= Beginning of Section =

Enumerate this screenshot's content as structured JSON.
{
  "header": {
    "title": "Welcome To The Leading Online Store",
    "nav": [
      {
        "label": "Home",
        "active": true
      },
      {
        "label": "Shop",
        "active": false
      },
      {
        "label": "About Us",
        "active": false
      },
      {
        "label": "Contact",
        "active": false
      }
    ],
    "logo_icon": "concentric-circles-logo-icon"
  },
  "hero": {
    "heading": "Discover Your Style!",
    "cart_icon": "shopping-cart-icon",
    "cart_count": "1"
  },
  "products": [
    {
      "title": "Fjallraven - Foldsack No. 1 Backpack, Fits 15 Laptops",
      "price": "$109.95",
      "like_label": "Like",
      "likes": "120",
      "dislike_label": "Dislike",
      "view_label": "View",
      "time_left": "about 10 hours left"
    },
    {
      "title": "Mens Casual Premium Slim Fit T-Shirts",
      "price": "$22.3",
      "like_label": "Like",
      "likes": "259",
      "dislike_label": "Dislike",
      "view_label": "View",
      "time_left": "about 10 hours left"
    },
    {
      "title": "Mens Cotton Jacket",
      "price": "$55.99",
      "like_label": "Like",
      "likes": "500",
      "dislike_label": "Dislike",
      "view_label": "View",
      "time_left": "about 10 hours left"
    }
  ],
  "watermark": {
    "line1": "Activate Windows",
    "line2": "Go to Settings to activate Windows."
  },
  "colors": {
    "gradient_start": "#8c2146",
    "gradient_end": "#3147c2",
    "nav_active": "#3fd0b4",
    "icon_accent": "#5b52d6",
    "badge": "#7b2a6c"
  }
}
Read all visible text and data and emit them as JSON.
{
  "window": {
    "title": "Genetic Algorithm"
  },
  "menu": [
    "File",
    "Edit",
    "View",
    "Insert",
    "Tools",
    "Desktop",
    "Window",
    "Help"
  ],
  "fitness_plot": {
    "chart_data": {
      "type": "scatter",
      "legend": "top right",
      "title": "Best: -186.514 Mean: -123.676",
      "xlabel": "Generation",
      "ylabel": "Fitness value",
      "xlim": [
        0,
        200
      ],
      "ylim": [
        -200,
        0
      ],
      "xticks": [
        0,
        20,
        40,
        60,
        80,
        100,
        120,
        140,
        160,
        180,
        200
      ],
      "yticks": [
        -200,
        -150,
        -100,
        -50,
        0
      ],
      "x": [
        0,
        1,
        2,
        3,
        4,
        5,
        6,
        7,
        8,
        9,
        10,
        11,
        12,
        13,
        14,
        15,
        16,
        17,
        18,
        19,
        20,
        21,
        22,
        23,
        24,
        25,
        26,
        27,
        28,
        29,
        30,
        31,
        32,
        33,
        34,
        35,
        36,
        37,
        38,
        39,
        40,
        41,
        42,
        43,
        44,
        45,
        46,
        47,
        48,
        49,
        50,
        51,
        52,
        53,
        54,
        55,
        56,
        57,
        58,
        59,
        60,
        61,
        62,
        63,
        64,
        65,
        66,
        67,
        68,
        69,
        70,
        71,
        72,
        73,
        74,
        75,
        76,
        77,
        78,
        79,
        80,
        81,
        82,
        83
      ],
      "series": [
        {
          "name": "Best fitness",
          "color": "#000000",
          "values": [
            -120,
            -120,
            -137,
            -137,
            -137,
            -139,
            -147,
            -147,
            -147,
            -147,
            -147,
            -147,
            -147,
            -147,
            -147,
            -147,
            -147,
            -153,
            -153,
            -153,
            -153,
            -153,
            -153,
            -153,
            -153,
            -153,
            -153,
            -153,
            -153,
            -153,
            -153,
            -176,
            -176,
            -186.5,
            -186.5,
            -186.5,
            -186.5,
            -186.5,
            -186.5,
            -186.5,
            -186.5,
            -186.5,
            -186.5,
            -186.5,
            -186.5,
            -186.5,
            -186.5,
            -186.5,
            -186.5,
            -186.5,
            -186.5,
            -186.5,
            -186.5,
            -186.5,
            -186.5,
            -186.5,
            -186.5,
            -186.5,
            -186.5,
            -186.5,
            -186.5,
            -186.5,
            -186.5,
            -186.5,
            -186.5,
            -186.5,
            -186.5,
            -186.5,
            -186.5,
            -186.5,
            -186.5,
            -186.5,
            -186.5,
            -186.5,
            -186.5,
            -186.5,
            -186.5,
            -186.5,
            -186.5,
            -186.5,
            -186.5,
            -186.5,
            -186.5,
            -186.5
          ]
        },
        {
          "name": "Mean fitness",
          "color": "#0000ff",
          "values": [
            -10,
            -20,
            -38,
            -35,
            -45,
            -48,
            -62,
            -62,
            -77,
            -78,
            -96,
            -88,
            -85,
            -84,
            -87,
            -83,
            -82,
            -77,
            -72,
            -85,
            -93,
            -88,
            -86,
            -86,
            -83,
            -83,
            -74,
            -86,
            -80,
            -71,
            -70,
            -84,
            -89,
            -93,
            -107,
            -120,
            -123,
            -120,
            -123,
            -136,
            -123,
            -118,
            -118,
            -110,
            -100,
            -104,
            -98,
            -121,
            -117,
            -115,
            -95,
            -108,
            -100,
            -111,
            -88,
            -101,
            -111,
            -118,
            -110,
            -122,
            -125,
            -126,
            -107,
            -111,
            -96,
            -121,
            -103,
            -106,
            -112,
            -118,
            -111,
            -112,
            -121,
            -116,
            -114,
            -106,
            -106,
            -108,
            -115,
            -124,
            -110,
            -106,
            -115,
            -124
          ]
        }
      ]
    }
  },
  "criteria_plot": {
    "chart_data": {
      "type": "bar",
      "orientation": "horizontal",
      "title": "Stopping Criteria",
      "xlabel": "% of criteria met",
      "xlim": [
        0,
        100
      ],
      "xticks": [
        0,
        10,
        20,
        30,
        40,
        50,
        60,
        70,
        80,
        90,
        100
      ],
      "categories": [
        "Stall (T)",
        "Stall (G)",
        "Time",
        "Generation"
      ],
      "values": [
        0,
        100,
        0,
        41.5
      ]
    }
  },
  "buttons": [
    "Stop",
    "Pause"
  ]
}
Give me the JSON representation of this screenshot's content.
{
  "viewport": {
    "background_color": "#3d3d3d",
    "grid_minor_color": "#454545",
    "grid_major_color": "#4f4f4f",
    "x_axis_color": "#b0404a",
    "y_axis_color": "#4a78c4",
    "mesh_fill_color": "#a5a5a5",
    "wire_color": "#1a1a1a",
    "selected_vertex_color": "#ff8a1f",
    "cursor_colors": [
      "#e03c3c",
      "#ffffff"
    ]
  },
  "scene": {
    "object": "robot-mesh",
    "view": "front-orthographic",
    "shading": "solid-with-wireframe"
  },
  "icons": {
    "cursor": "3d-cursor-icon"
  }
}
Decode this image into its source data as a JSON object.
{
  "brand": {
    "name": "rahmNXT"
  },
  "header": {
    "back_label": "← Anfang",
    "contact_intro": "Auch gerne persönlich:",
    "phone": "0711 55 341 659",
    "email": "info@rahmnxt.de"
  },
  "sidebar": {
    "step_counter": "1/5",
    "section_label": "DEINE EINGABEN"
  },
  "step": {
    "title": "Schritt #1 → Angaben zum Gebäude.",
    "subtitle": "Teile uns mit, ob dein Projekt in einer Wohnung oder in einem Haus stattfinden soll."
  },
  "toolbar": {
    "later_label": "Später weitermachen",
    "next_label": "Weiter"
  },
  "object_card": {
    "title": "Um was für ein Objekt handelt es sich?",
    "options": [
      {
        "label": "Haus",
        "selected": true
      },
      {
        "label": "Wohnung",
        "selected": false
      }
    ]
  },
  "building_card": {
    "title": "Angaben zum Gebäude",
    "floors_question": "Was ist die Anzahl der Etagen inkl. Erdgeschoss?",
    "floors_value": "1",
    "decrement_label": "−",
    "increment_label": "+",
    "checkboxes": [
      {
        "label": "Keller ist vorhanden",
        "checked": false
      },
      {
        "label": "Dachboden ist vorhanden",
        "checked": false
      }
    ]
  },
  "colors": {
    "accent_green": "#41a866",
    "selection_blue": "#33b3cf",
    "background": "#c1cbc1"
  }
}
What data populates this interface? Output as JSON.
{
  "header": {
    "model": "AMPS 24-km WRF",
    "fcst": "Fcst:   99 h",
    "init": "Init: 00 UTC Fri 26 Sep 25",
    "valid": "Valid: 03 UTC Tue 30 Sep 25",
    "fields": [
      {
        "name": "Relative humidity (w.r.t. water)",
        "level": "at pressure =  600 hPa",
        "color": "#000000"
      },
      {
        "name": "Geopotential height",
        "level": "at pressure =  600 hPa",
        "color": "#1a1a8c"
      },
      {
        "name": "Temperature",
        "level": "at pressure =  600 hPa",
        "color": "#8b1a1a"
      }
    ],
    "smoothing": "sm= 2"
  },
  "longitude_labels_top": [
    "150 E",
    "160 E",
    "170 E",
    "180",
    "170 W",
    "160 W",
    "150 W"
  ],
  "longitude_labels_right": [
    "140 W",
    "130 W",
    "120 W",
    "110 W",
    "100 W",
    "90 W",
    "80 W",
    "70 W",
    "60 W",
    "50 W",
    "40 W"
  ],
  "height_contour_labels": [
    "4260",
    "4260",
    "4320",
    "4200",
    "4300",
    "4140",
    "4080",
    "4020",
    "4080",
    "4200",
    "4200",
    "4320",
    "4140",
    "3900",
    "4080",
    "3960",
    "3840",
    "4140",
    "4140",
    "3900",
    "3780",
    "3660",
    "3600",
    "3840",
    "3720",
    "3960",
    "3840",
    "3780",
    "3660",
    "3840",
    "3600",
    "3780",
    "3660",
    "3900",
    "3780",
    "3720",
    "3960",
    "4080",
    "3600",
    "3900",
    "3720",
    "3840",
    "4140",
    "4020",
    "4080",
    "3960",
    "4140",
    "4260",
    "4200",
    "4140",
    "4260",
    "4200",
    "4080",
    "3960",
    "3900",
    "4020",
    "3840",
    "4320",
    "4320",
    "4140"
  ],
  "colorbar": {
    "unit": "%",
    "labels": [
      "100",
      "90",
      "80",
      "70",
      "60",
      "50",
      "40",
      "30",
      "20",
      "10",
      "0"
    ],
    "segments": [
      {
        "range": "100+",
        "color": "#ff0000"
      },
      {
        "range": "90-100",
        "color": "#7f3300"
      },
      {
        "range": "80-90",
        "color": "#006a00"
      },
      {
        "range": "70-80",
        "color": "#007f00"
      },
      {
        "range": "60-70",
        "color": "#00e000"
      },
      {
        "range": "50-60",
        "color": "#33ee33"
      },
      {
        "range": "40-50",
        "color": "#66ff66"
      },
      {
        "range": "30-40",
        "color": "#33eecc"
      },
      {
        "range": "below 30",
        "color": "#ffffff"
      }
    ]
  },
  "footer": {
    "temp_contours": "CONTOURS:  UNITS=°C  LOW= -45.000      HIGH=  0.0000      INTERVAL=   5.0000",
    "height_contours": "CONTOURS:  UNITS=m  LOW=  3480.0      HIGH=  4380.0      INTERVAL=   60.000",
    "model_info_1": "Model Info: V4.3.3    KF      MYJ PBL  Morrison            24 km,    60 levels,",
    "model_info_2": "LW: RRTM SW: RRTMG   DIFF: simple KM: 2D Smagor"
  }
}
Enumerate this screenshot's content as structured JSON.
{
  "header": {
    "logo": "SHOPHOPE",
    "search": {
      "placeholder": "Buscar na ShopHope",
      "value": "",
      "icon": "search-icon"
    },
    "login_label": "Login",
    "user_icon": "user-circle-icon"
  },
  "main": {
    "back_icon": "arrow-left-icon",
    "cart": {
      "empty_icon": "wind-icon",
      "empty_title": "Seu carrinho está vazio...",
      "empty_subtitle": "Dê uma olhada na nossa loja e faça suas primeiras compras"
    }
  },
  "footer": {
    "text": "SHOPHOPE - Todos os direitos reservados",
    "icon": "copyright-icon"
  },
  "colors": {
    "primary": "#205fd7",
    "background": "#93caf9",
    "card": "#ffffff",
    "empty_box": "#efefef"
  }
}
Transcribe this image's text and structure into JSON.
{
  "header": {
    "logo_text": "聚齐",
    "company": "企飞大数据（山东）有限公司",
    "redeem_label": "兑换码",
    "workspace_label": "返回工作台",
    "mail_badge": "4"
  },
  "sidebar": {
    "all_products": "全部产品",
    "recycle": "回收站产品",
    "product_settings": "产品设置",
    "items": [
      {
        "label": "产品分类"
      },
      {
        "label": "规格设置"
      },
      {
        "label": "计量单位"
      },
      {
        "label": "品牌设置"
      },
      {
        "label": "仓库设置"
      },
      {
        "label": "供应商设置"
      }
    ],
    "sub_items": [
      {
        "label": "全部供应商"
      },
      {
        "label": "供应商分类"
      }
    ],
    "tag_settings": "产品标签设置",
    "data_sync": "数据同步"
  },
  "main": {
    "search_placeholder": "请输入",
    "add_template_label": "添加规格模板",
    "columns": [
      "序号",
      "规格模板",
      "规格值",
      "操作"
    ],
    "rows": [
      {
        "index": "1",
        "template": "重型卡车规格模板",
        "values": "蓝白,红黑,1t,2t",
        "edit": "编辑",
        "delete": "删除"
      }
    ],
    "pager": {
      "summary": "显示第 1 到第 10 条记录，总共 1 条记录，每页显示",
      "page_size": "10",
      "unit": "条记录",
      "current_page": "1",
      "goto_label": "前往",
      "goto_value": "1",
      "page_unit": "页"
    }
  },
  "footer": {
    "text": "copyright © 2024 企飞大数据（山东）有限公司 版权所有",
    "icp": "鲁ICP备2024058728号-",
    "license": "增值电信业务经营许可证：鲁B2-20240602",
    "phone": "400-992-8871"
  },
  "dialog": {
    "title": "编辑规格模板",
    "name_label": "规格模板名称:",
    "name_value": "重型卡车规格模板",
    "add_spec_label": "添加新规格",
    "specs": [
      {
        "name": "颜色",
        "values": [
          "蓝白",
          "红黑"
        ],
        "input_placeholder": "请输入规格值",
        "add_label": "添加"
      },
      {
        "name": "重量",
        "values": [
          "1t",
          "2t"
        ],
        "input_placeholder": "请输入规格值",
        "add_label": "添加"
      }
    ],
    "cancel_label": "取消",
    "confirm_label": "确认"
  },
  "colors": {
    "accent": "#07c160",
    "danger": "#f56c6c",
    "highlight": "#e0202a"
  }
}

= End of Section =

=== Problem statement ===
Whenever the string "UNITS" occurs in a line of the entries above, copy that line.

=== Answer to the exercise ===
    "temp_contours": "CONTOURS:  UNITS=°C  LOW= -45.000      HIGH=  0.0000      INTERVAL=   5.0000",
    "height_contours": "CONTOURS:  UNITS=m  LOW=  3480.0      HIGH=  4380.0      INTERVAL=   60.000",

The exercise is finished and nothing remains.